Go through the listing below and repeat it exactly, dropping the pictures.

====== THE DATA

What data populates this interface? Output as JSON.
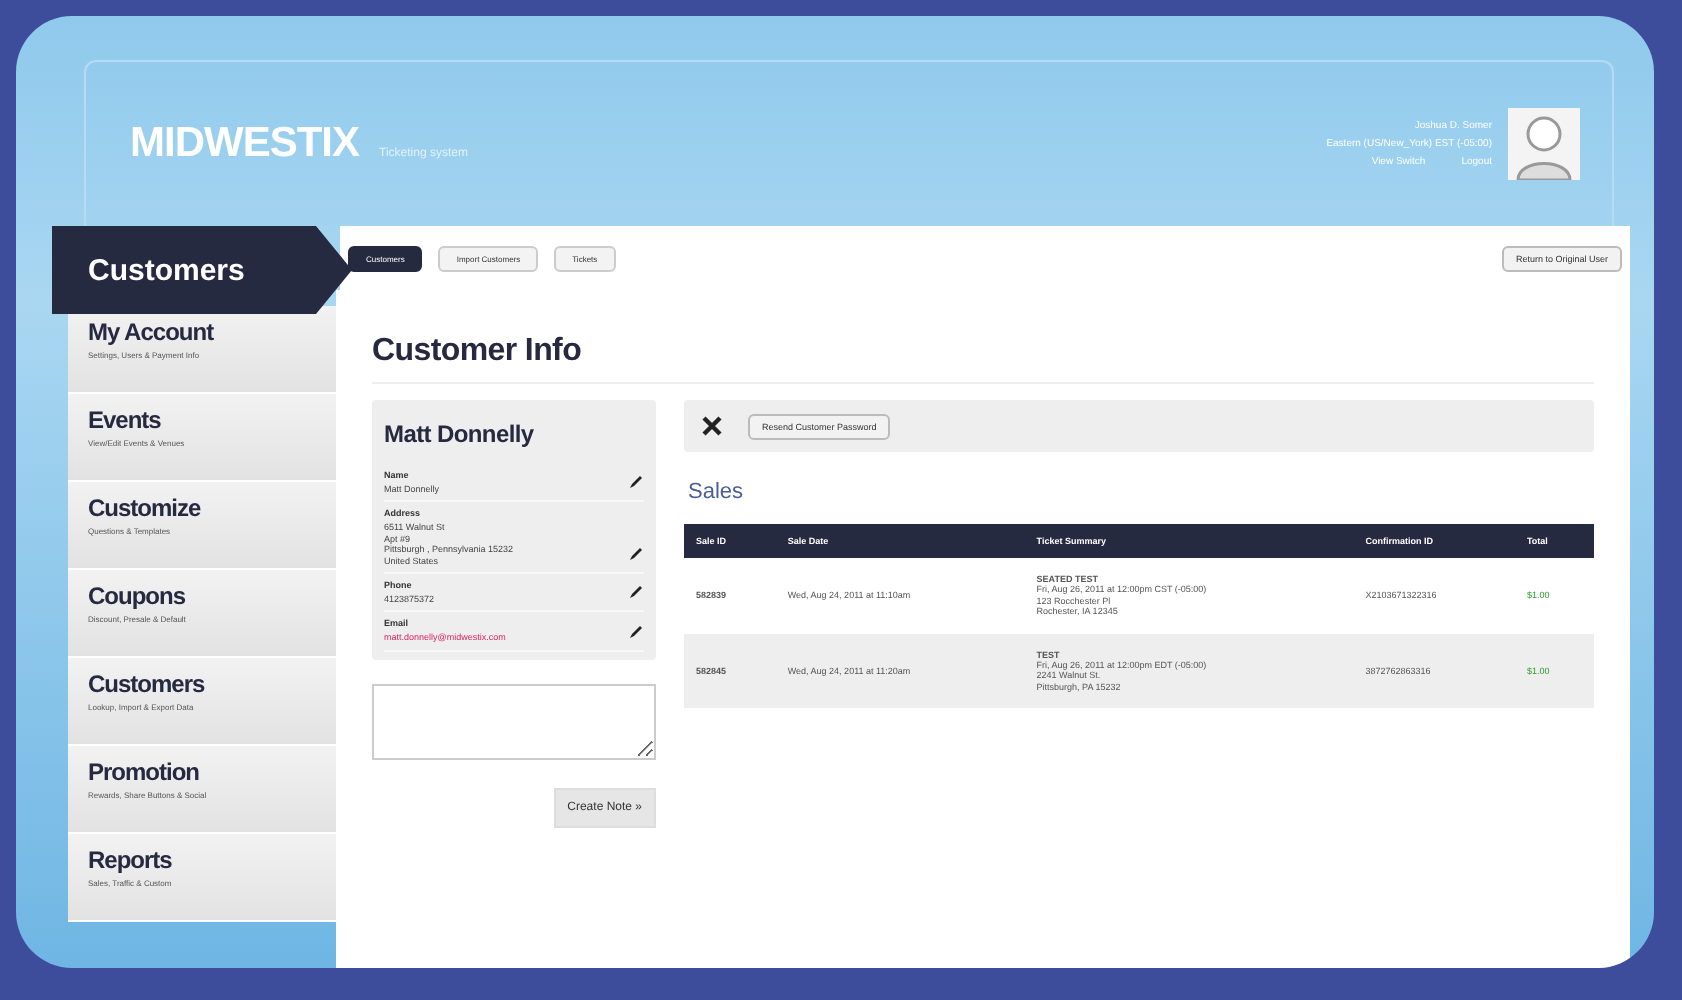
{
  "header": {
    "logo": "MIDWESTIX",
    "tagline": "Ticketing system",
    "user_name": "Joshua D. Somer",
    "timezone": "Eastern (US/New_York) EST (-05:00)",
    "links": [
      "View Switch",
      "Logout"
    ]
  },
  "section_title": "Customers",
  "tabs": [
    {
      "label": "Customers",
      "selected": true
    },
    {
      "label": "Import Customers",
      "selected": false
    },
    {
      "label": "Tickets",
      "selected": false
    }
  ],
  "return_button": "Return to Original User",
  "sidebar": {
    "items": [
      {
        "title": "My Account",
        "subtitle": "Settings, Users & Payment Info"
      },
      {
        "title": "Events",
        "subtitle": "View/Edit Events & Venues"
      },
      {
        "title": "Customize",
        "subtitle": "Questions & Templates"
      },
      {
        "title": "Coupons",
        "subtitle": "Discount, Presale & Default"
      },
      {
        "title": "Customers",
        "subtitle": "Lookup, Import & Export Data"
      },
      {
        "title": "Promotion",
        "subtitle": "Rewards, Share Buttons & Social"
      },
      {
        "title": "Reports",
        "subtitle": "Sales, Traffic & Custom"
      }
    ]
  },
  "page_title": "Customer Info",
  "customer": {
    "name": "Matt Donnelly",
    "fields": [
      {
        "label": "Name",
        "lines": [
          "Matt Donnelly"
        ],
        "kind": "text"
      },
      {
        "label": "Address",
        "lines": [
          "6511 Walnut St",
          "Apt #9",
          "Pittsburgh , Pennsylvania 15232",
          "United States"
        ],
        "kind": "text"
      },
      {
        "label": "Phone",
        "lines": [
          "4123875372"
        ],
        "kind": "text"
      },
      {
        "label": "Email",
        "lines": [
          "matt.donnelly@midwestix.com"
        ],
        "kind": "link"
      }
    ]
  },
  "note_button": "Create Note »",
  "resend_button": "Resend Customer Password",
  "sales_title": "Sales",
  "table": {
    "columns": [
      "Sale ID",
      "Sale Date",
      "Ticket Summary",
      "Confirmation ID",
      "Total"
    ],
    "rows": [
      {
        "sale_id": "582839",
        "date": "Wed, Aug 24, 2011 at 11:10am",
        "summary_title": "SEATED TEST",
        "summary_lines": [
          "Fri, Aug 26, 2011 at 12:00pm CST (-05:00)",
          "123 Rocchester Pl",
          "Rochester, IA 12345"
        ],
        "confirmation": "X2103671322316",
        "total": "$1.00"
      },
      {
        "sale_id": "582845",
        "date": "Wed, Aug 24, 2011 at 11:20am",
        "summary_title": "TEST",
        "summary_lines": [
          "Fri, Aug 26, 2011 at 12:00pm EDT (-05:00)",
          "2241 Walnut St.",
          "Pittsburgh, PA 15232"
        ],
        "confirmation": "3872762863316",
        "total": "$1.00"
      }
    ]
  }
}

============

* _RESULT OF THE TASK_
What data populates this interface? Output as JSON.
{
  "header": {
    "logo": "MIDWESTIX",
    "tagline": "Ticketing system",
    "user_name": "Joshua D. Somer",
    "timezone": "Eastern (US/New_York) EST (-05:00)",
    "links": [
      "View Switch",
      "Logout"
    ]
  },
  "section_title": "Customers",
  "tabs": [
    {
      "label": "Customers",
      "selected": true
    },
    {
      "label": "Import Customers",
      "selected": false
    },
    {
      "label": "Tickets",
      "selected": false
    }
  ],
  "return_button": "Return to Original User",
  "sidebar": {
    "items": [
      {
        "title": "My Account",
        "subtitle": "Settings, Users & Payment Info"
      },
      {
        "title": "Events",
        "subtitle": "View/Edit Events & Venues"
      },
      {
        "title": "Customize",
        "subtitle": "Questions & Templates"
      },
      {
        "title": "Coupons",
        "subtitle": "Discount, Presale & Default"
      },
      {
        "title": "Customers",
        "subtitle": "Lookup, Import & Export Data"
      },
      {
        "title": "Promotion",
        "subtitle": "Rewards, Share Buttons & Social"
      },
      {
        "title": "Reports",
        "subtitle": "Sales, Traffic & Custom"
      }
    ]
  },
  "page_title": "Customer Info",
  "customer": {
    "name": "Matt Donnelly",
    "fields": [
      {
        "label": "Name",
        "lines": [
          "Matt Donnelly"
        ],
        "kind": "text"
      },
      {
        "label": "Address",
        "lines": [
          "6511 Walnut St",
          "Apt #9",
          "Pittsburgh , Pennsylvania 15232",
          "United States"
        ],
        "kind": "text"
      },
      {
        "label": "Phone",
        "lines": [
          "4123875372"
        ],
        "kind": "text"
      },
      {
        "label": "Email",
        "lines": [
          "matt.donnelly@midwestix.com"
        ],
        "kind": "link"
      }
    ]
  },
  "note_button": "Create Note »",
  "resend_button": "Resend Customer Password",
  "sales_title": "Sales",
  "table": {
    "columns": [
      "Sale ID",
      "Sale Date",
      "Ticket Summary",
      "Confirmation ID",
      "Total"
    ],
    "rows": [
      {
        "sale_id": "582839",
        "date": "Wed, Aug 24, 2011 at 11:10am",
        "summary_title": "SEATED TEST",
        "summary_lines": [
          "Fri, Aug 26, 2011 at 12:00pm CST (-05:00)",
          "123 Rocchester Pl",
          "Rochester, IA 12345"
        ],
        "confirmation": "X2103671322316",
        "total": "$1.00"
      },
      {
        "sale_id": "582845",
        "date": "Wed, Aug 24, 2011 at 11:20am",
        "summary_title": "TEST",
        "summary_lines": [
          "Fri, Aug 26, 2011 at 12:00pm EDT (-05:00)",
          "2241 Walnut St.",
          "Pittsburgh, PA 15232"
        ],
        "confirmation": "3872762863316",
        "total": "$1.00"
      }
    ]
  }
}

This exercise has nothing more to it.